What to do
Extract the complete data exactly as given.

Records
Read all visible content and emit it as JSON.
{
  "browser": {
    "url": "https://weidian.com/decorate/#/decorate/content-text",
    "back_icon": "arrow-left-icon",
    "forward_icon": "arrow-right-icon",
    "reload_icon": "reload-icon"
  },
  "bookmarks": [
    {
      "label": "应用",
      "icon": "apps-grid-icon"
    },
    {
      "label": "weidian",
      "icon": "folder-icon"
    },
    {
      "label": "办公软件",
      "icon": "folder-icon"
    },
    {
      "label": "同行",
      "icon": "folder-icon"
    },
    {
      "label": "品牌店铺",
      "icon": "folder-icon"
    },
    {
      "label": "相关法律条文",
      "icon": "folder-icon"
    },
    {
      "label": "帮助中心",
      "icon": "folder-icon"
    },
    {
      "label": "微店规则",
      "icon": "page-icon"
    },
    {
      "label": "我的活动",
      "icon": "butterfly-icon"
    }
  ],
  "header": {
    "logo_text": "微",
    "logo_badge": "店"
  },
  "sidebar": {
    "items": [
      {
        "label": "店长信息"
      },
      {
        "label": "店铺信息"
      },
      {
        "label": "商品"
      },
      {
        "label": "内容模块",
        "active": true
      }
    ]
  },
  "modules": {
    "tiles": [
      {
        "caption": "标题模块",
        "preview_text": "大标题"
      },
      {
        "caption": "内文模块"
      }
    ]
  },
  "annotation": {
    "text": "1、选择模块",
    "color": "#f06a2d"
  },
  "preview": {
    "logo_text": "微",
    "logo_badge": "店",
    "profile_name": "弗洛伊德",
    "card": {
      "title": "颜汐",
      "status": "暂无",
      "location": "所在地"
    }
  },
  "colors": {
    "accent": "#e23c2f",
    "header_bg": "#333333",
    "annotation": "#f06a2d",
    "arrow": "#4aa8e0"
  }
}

Written answer
Read all visible content and emit it as JSON.
{
  "browser": {
    "url": "https://weidian.com/decorate/#/decorate/content-text",
    "back_icon": "arrow-left-icon",
    "forward_icon": "arrow-right-icon",
    "reload_icon": "reload-icon"
  },
  "bookmarks": [
    {
      "label": "应用",
      "icon": "apps-grid-icon"
    },
    {
      "label": "weidian",
      "icon": "folder-icon"
    },
    {
      "label": "办公软件",
      "icon": "folder-icon"
    },
    {
      "label": "同行",
      "icon": "folder-icon"
    },
    {
      "label": "品牌店铺",
      "icon": "folder-icon"
    },
    {
      "label": "相关法律条文",
      "icon": "folder-icon"
    },
    {
      "label": "帮助中心",
      "icon": "folder-icon"
    },
    {
      "label": "微店规则",
      "icon": "page-icon"
    },
    {
      "label": "我的活动",
      "icon": "butterfly-icon"
    }
  ],
  "header": {
    "logo_text": "微",
    "logo_badge": "店"
  },
  "sidebar": {
    "items": [
      {
        "label": "店长信息"
      },
      {
        "label": "店铺信息"
      },
      {
        "label": "商品"
      },
      {
        "label": "内容模块",
        "active": true
      }
    ]
  },
  "modules": {
    "tiles": [
      {
        "caption": "标题模块",
        "preview_text": "大标题"
      },
      {
        "caption": "内文模块"
      }
    ]
  },
  "annotation": {
    "text": "1、选择模块",
    "color": "#f06a2d"
  },
  "preview": {
    "logo_text": "微",
    "logo_badge": "店",
    "profile_name": "弗洛伊德",
    "card": {
      "title": "颜汐",
      "status": "暂无",
      "location": "所在地"
    }
  },
  "colors": {
    "accent": "#e23c2f",
    "header_bg": "#333333",
    "annotation": "#f06a2d",
    "arrow": "#4aa8e0"
  }
}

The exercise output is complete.